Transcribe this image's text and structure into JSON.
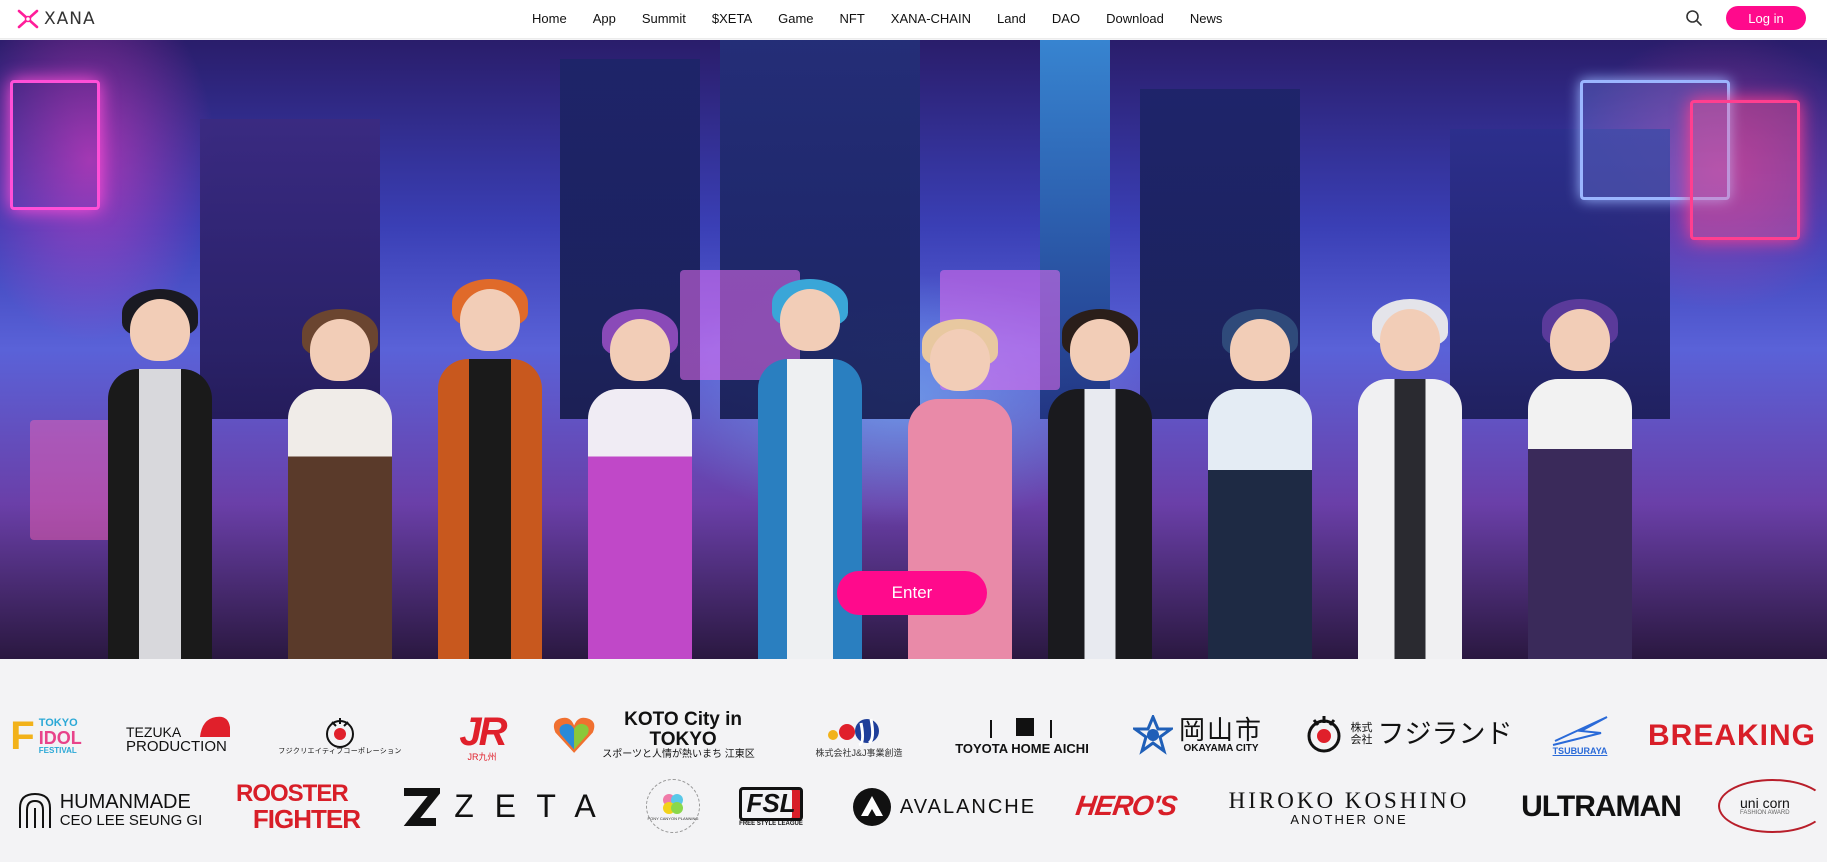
{
  "header": {
    "brand": "XANA",
    "nav": [
      "Home",
      "App",
      "Summit",
      "$XETA",
      "Game",
      "NFT",
      "XANA-CHAIN",
      "Land",
      "DAO",
      "Download",
      "News"
    ],
    "login_label": "Log in"
  },
  "hero": {
    "enter_label": "Enter"
  },
  "partners": {
    "row1": [
      {
        "name": "tokyo-idol-festival",
        "lines": [
          "TOKYO",
          "IDOL",
          "FESTIVAL"
        ]
      },
      {
        "name": "tezuka-production",
        "lines": [
          "TEZUKA",
          "PRODUCTION"
        ]
      },
      {
        "name": "fcc-fuji-creative",
        "lines": [
          "フジクリエイティブコーポレーション"
        ]
      },
      {
        "name": "jr-kyushu",
        "lines": [
          "JR",
          "JR九州"
        ]
      },
      {
        "name": "koto-city-tokyo",
        "lines": [
          "KOTO City in TOKYO",
          "スポーツと人情が熱いまち 江東区"
        ]
      },
      {
        "name": "jj-business",
        "lines": [
          "株式会社J&J事業創造"
        ]
      },
      {
        "name": "toyota-home-aichi",
        "lines": [
          "TOYOTA HOME AICHI"
        ]
      },
      {
        "name": "okayama-city",
        "lines": [
          "岡山市",
          "OKAYAMA CITY"
        ]
      },
      {
        "name": "fujiland",
        "lines": [
          "株式会社",
          "フジランド"
        ]
      },
      {
        "name": "tsuburaya",
        "lines": [
          "TSUBURAYA"
        ]
      },
      {
        "name": "breaking-down",
        "lines": [
          "BREAKING DO"
        ]
      }
    ],
    "row2": [
      {
        "name": "humanmade",
        "lines": [
          "HUMANMADE",
          "CEO LEE SEUNG GI"
        ]
      },
      {
        "name": "rooster-fighter",
        "lines": [
          "ROOSTER",
          "FIGHTER"
        ]
      },
      {
        "name": "zeta",
        "lines": [
          "Z E T A"
        ]
      },
      {
        "name": "pony-canyon",
        "lines": [
          "PONY CANYON PLANNING"
        ]
      },
      {
        "name": "free-style-league",
        "lines": [
          "FSL",
          "FREE STYLE LEAGUE"
        ]
      },
      {
        "name": "avalanche",
        "lines": [
          "AVALANCHE"
        ]
      },
      {
        "name": "heros",
        "lines": [
          "HERO'S"
        ]
      },
      {
        "name": "hiroko-koshino",
        "lines": [
          "HIROKO KOSHINO",
          "ANOTHER ONE"
        ]
      },
      {
        "name": "ultraman",
        "lines": [
          "ULTRAMAN"
        ]
      },
      {
        "name": "unicorn",
        "lines": [
          "uni corn",
          "FASHION AWARD"
        ]
      }
    ]
  },
  "colors": {
    "accent": "#ff0a8c",
    "page_bg": "#f3f3f5",
    "brand_red": "#e0202b"
  }
}
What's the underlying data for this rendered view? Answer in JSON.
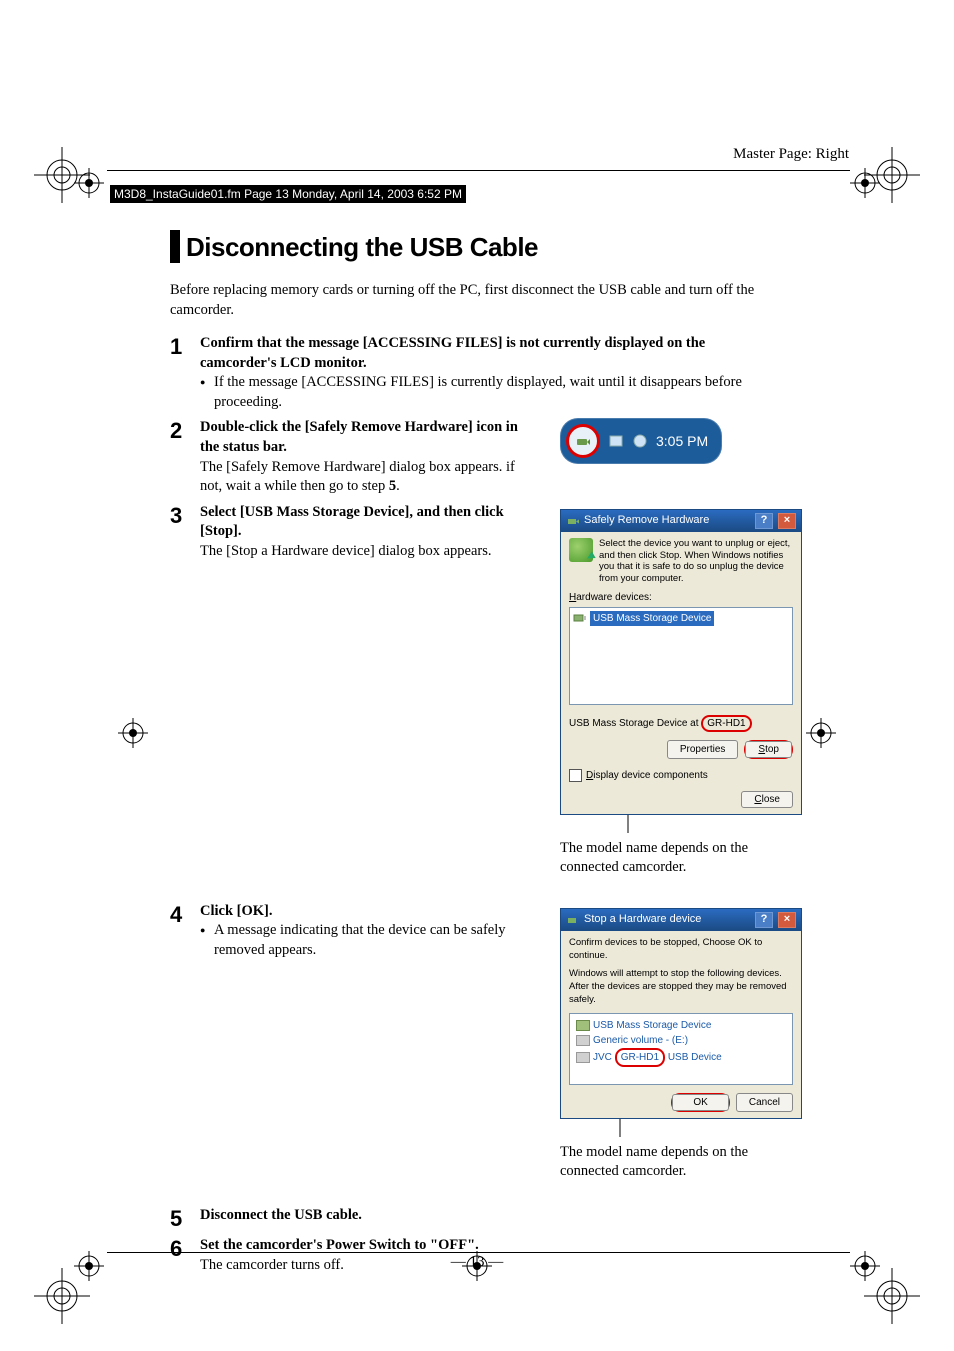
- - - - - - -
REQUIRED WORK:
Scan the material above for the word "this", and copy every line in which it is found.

WORKED SOLUTION:
Transcribe this image's text and structure into JSON.
What's the underlying data for this rendered view? Answer in JSON.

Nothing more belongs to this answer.